- [Task requirements]
Only a number is wanted: how many lines of the entries include the string "structured"?

>>

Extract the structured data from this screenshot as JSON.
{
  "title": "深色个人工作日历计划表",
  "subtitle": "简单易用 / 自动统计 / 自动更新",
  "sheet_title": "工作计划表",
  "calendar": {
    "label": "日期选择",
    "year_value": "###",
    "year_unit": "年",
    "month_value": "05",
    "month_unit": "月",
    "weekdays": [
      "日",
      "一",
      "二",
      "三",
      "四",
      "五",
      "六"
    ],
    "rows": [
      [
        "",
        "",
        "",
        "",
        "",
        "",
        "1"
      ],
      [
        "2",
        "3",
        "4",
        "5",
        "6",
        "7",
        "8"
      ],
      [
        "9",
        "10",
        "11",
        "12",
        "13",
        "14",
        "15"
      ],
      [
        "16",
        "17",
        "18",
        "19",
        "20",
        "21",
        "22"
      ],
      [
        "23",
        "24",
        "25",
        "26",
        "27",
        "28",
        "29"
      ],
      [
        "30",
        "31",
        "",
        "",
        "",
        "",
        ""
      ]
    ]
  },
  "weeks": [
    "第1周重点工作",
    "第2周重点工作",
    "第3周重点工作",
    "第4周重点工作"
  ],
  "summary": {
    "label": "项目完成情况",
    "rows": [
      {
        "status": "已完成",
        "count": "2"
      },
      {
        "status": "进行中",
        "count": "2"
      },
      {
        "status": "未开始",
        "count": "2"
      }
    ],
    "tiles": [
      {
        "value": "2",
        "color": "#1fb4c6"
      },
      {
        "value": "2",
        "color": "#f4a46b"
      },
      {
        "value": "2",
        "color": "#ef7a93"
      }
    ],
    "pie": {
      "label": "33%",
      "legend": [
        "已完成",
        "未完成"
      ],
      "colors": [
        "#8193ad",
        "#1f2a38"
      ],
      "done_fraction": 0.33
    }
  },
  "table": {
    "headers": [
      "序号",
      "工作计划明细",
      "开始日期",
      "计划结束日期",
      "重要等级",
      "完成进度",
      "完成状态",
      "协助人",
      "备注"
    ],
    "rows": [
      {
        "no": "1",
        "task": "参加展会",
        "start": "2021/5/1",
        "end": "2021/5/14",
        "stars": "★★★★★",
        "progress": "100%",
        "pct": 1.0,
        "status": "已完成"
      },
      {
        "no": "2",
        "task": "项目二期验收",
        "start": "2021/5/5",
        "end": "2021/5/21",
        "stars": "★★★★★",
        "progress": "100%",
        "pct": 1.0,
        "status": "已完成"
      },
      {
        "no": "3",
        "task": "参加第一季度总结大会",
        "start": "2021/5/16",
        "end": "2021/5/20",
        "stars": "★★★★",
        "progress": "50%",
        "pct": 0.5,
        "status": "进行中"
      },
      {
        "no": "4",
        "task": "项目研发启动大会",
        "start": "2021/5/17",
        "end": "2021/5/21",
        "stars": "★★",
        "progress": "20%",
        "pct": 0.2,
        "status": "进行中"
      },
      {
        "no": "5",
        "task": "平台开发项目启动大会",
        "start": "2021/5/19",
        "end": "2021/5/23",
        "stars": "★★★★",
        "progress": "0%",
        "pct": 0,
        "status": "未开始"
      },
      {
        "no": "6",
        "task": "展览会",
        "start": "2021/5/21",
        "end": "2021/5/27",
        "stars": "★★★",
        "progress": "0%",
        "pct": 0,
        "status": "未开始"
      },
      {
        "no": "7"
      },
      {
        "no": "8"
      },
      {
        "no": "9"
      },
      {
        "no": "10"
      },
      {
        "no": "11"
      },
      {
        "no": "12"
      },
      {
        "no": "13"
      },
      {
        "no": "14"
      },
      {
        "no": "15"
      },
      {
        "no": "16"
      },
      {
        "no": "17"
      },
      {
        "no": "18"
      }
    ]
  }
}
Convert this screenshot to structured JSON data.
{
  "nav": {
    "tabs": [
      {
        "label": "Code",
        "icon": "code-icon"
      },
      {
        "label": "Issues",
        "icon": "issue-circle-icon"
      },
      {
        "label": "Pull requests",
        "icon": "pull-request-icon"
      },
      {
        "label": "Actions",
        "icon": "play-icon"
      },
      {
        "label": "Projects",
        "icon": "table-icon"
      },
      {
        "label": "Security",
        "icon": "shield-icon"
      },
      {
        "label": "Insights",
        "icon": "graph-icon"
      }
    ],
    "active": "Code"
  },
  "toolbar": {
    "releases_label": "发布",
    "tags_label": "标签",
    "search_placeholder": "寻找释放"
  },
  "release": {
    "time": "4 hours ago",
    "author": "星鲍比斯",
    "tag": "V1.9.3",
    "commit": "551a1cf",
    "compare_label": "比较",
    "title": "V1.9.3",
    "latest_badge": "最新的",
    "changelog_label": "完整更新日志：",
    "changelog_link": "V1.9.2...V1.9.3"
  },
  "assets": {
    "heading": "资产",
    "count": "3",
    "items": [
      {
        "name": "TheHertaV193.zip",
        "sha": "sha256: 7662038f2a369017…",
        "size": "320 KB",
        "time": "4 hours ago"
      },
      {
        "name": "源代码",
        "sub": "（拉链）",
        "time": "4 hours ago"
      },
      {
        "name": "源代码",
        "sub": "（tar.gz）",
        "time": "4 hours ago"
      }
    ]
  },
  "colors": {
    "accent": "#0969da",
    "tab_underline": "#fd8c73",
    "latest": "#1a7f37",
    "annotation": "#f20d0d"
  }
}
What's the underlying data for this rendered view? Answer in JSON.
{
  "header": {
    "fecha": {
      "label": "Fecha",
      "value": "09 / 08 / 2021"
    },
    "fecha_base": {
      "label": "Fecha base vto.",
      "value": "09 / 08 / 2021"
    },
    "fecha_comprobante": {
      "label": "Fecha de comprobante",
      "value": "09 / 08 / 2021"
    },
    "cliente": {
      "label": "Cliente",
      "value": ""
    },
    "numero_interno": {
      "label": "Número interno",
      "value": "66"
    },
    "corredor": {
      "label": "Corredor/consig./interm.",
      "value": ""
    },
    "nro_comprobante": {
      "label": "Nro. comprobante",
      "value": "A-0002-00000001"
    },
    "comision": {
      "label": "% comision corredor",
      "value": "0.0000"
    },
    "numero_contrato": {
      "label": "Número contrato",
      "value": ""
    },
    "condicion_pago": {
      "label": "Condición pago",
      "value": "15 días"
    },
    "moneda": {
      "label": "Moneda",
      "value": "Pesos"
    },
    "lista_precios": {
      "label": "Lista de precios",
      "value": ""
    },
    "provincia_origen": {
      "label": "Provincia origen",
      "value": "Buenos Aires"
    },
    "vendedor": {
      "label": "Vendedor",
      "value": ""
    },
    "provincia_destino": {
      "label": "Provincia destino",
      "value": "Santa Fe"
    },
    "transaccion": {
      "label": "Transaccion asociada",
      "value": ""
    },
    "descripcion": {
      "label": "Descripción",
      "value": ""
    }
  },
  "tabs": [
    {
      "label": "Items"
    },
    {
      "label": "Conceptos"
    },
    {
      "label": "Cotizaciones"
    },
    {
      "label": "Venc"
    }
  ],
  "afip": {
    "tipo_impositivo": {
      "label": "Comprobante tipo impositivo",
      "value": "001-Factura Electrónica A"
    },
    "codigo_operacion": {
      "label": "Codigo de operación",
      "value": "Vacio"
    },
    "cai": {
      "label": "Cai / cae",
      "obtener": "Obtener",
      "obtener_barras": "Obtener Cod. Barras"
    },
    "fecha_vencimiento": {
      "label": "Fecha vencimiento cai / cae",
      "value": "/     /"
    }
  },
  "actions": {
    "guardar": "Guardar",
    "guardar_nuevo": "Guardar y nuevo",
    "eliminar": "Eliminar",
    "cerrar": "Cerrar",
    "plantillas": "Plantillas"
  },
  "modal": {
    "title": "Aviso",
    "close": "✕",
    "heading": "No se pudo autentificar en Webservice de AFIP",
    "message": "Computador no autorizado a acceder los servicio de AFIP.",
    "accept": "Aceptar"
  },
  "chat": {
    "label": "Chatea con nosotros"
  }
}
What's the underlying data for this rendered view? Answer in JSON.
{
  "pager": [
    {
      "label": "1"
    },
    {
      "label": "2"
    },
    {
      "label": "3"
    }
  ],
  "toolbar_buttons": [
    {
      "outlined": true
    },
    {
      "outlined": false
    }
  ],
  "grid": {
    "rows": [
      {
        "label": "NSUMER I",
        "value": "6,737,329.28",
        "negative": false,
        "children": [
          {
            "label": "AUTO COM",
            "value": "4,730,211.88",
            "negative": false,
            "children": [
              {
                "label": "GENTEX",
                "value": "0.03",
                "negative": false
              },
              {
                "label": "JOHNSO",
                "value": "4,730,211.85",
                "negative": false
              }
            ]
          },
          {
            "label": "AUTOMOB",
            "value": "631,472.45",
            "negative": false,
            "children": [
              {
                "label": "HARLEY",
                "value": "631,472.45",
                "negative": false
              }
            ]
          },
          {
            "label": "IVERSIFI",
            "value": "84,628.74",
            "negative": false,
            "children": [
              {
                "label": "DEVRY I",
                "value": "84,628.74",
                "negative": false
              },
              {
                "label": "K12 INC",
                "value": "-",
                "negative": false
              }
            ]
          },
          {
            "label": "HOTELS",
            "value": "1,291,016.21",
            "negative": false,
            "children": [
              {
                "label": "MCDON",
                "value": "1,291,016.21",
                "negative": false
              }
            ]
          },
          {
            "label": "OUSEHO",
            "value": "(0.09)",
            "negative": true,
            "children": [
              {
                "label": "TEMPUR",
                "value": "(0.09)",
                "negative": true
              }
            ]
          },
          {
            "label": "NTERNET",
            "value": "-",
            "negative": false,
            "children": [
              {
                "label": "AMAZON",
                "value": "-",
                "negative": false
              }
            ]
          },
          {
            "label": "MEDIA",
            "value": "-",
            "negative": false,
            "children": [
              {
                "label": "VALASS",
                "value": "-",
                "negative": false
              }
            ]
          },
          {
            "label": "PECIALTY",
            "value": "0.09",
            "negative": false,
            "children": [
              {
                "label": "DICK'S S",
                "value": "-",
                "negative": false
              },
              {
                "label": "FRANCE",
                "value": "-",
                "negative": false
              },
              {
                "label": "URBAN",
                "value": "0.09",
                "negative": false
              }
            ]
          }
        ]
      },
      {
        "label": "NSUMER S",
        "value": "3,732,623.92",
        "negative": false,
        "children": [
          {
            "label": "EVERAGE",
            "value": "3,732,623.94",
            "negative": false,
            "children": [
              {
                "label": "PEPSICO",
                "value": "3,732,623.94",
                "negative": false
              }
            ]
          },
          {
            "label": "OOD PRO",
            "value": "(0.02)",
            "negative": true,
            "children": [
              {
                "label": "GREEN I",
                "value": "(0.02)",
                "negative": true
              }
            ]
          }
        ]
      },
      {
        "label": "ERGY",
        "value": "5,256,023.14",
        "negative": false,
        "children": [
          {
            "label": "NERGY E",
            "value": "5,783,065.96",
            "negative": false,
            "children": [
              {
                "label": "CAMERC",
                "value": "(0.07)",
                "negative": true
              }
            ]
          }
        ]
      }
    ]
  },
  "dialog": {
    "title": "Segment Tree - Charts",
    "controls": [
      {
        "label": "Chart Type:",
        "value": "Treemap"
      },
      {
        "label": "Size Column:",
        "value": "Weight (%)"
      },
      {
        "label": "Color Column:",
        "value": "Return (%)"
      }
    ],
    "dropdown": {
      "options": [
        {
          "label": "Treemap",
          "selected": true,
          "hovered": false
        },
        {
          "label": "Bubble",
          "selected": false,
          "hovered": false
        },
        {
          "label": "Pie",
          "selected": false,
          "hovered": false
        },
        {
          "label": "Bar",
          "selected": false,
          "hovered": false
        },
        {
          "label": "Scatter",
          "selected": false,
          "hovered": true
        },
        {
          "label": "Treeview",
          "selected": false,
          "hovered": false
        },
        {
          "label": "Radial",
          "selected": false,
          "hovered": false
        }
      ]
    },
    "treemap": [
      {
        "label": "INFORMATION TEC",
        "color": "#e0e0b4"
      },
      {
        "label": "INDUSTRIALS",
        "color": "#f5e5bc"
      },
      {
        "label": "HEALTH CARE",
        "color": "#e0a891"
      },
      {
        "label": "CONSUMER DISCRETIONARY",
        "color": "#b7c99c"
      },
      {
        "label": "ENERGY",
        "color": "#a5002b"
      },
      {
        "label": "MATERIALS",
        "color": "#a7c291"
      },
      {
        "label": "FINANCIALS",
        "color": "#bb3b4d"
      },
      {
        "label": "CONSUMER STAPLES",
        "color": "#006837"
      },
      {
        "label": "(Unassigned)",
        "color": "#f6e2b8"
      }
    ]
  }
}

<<

- [Your solution]
2